About Roy Greenberg Esq.
The Practice and Clients
My practice is limited to buying, selling, building, and leasing real estate. I have represented sellers, buyers, builders, title companies, and banks. My clients are from all over America, as well as from England, Ireland, the Netherlands, Switzerland, and Sweden.
I personally handle every file that comes across my desk instead of giving it to a summer intern or associate. Because of my focus on real property, I’ve been able to purchase specialized software, books and database subscriptions, all to do a better job for you.
Admitted to practice in New York, United States District Court, Southern and Eastern Districts.
Member of the Suffolk Bar, New York Bar, and American Bar Associations.
I have spent the bulk of my career working as a real estate attorney, and I'm available to serve as a media source speaking on topics like:
- Unique patterns of the luxury real estate market
- Common mistakes buyers and sellers make
- How to protect yourself when you're buying a home
- How to know if you're working with the right attorney
- What to expect when you're spending millions on a home
- What to do when a real estate deal starts going south
- What the wealthiest people in the world really want in a home
- How buying and selling is different when it's a second home
You can see some of my press clips on how town and village property taxes work in the Hamptons, which property taxes can be deducted in the US, and whether there are benefits to prepaying your property taxes in the US.
My use of technology has always helped me better serve my clients.

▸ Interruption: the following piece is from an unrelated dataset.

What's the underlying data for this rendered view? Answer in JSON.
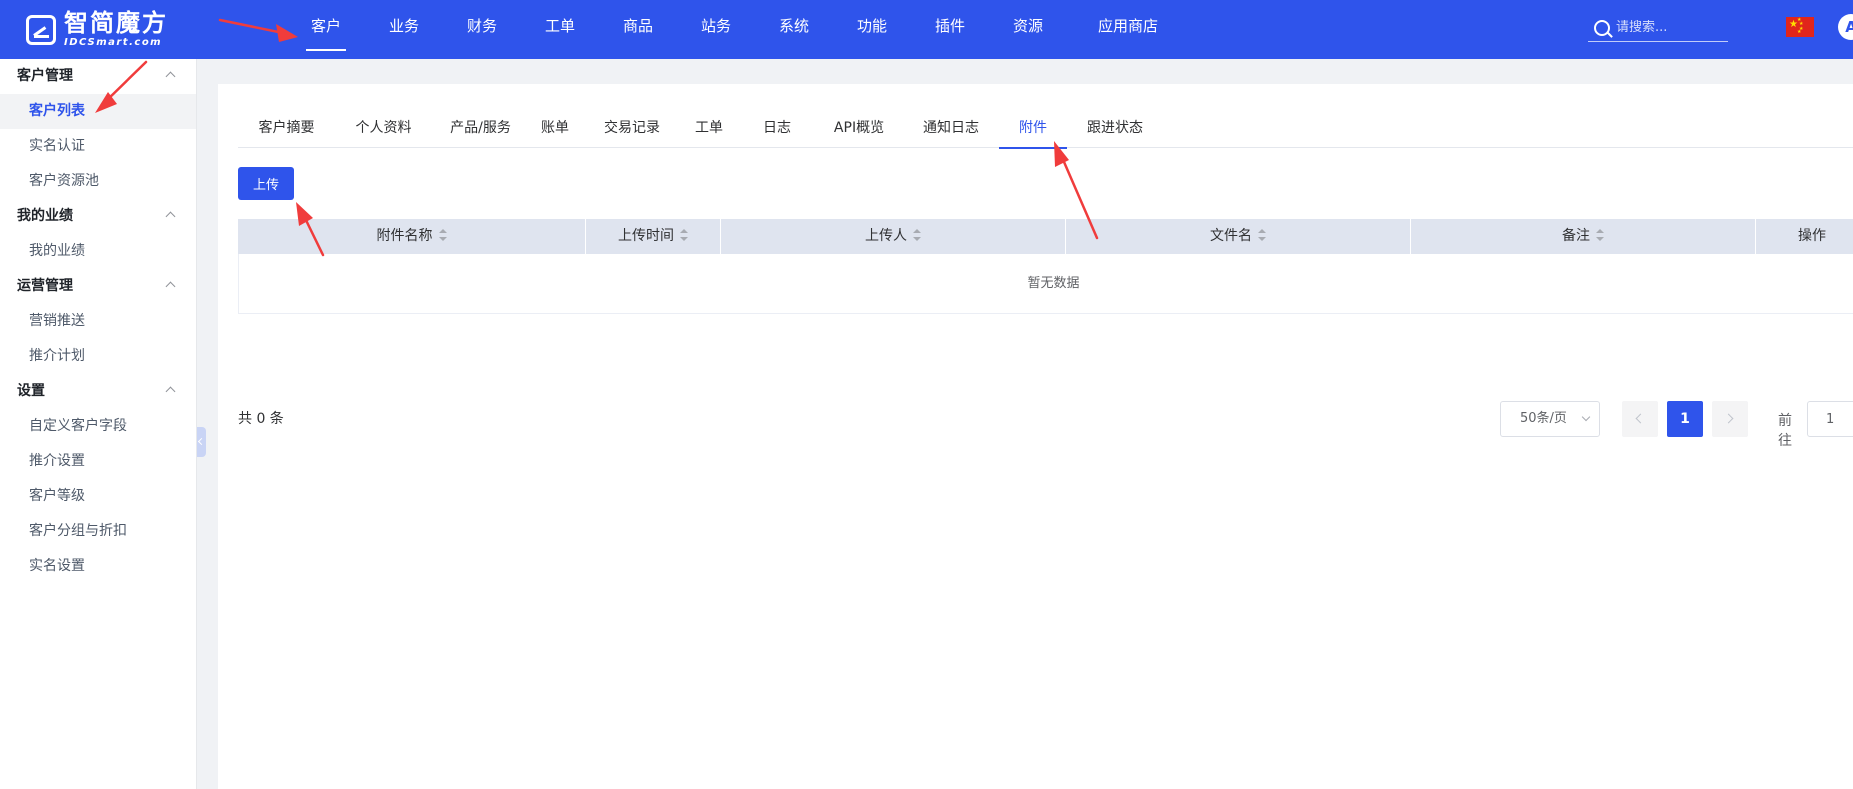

I am a Suffolk County leader in the use of technology in law offices. After buying my first PC in 1988, I explored the use of email before most attorneys knew what it was. Before queries could be Googled, I answered legal questions on long-gone online bulletin boards. I was among the first attorneys on Long Island to use customized document assembly software (under MS-DOS, no less) to more quickly produce a quality product. Few attorneys agreed when I suggested that their multi-volume libraries would be replaced by online research. I can still remember the look of astonishment at closings in the late ‘90s when I opened my laptop to show how my spreadsheet automatically adjusted the final figures.